So the upshot is that while it might look weird not to have a privacy policy if you don’t collect any personal information, and there might be a good reason to create and publish a “privacy policy” that says you don’t collect information, you need to take care. For example, perhaps you don’t collect information now — but what you if the use of your website changes as your company grows? Certainly don’t make a promise that you “will never” collect personal information. You might! And when you do, you will need to update your privacy policy. Thinking ahead to how your collection practices might change tomorrow is a good way of being careful about what you tell the public today.

Now, you might be wondering — does such a company really exist? Is it possible to have a website out in the world that doesn’t collect personal information? And the answer is, that really depends on what you mean by “personal information.” While in the U.S. we mostly think of “personal information” as your name plus some other identifying and sensitive information (such a credit card or social security number), the definition could also include cookies or other web tracking technologies that are common to the point of being ubiquitous. Indeed, information that web tracking technologies collect increasingly falls under the ambit of personal information subject to regulation).

Whatever you are (or aren’t) collecting in the way of personal information, audit your policies regularly. The rule of thumb is “annually,” but really, you should be looking at your privacy policy on a much more frequent basis. Data flows tend to change in all sorts of ways in the ordinary course of a business. Maybe you decide to use a third party cloud service to store information, or a vendor to process payments; you will need to update your policy to reflect that you are providing information to third parties. Maybe you decide to create a survey for customers to fill out; you will need to update your policy to reflect what you do with that information. And increasingly, as data privacy laws change and become more robust, you will need to tell individuals who come on to your website how they can access, correct, and delete information.  Obligations differ, as well, depending on your industry:  what you need to promise might change if you traffic in financial information or health care data, or if you market to children.
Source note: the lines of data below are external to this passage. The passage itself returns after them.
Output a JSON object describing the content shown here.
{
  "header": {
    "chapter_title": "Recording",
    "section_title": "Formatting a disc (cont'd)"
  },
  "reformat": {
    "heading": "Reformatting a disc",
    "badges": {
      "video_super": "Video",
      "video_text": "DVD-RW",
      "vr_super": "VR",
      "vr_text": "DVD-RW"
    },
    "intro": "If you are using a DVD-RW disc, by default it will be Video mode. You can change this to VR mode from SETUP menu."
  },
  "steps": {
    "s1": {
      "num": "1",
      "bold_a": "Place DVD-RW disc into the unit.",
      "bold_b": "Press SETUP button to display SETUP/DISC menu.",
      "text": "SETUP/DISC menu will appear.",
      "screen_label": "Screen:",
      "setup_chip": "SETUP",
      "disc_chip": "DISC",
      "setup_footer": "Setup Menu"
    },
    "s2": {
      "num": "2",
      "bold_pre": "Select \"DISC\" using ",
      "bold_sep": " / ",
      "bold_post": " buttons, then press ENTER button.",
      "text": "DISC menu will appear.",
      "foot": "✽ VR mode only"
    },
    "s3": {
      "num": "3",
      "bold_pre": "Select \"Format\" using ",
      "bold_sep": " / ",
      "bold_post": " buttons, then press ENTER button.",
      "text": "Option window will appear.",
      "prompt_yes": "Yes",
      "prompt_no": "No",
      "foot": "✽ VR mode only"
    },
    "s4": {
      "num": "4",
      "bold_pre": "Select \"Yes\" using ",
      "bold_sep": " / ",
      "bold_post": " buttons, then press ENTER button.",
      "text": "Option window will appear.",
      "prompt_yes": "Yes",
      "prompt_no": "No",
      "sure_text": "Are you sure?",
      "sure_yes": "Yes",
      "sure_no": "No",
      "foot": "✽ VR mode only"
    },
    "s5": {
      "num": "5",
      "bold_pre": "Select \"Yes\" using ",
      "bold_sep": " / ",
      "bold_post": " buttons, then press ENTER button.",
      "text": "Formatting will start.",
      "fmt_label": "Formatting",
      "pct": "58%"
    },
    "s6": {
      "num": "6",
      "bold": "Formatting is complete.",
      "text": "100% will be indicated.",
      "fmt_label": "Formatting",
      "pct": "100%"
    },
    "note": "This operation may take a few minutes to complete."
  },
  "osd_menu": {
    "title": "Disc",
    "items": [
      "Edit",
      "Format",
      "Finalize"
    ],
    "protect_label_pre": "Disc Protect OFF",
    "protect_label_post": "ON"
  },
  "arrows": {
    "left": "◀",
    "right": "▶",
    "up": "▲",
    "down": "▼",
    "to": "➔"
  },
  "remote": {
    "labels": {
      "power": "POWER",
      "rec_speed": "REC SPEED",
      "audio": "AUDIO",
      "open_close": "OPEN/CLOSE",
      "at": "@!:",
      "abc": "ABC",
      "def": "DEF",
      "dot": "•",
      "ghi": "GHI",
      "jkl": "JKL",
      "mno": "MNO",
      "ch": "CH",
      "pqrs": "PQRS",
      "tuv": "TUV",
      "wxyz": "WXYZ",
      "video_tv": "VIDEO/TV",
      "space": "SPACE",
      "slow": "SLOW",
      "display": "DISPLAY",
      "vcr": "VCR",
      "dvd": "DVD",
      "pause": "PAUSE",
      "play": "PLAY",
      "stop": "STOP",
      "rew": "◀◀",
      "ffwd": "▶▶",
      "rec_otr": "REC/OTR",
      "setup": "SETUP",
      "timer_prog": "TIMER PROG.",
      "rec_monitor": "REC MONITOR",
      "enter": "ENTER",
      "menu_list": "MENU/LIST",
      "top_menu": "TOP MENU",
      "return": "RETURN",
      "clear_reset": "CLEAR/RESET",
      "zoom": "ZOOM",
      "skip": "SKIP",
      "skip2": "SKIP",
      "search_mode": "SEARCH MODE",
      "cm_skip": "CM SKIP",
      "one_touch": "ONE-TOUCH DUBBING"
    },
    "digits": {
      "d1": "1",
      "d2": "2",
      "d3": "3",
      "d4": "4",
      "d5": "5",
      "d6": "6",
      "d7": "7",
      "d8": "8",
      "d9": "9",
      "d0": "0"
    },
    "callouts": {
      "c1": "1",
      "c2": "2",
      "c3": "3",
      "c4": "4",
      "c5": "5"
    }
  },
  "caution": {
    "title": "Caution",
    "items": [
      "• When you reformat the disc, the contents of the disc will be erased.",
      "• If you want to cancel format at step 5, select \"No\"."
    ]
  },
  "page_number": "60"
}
So in the end, while just having a template website privacy policy isn’t going to solve your privacy compliance needs (and could in fact create major headaches), investigating what information you get, what you do with it, and thinking about how that could change in the future can help you think about what you should be communicating through your privacy policy.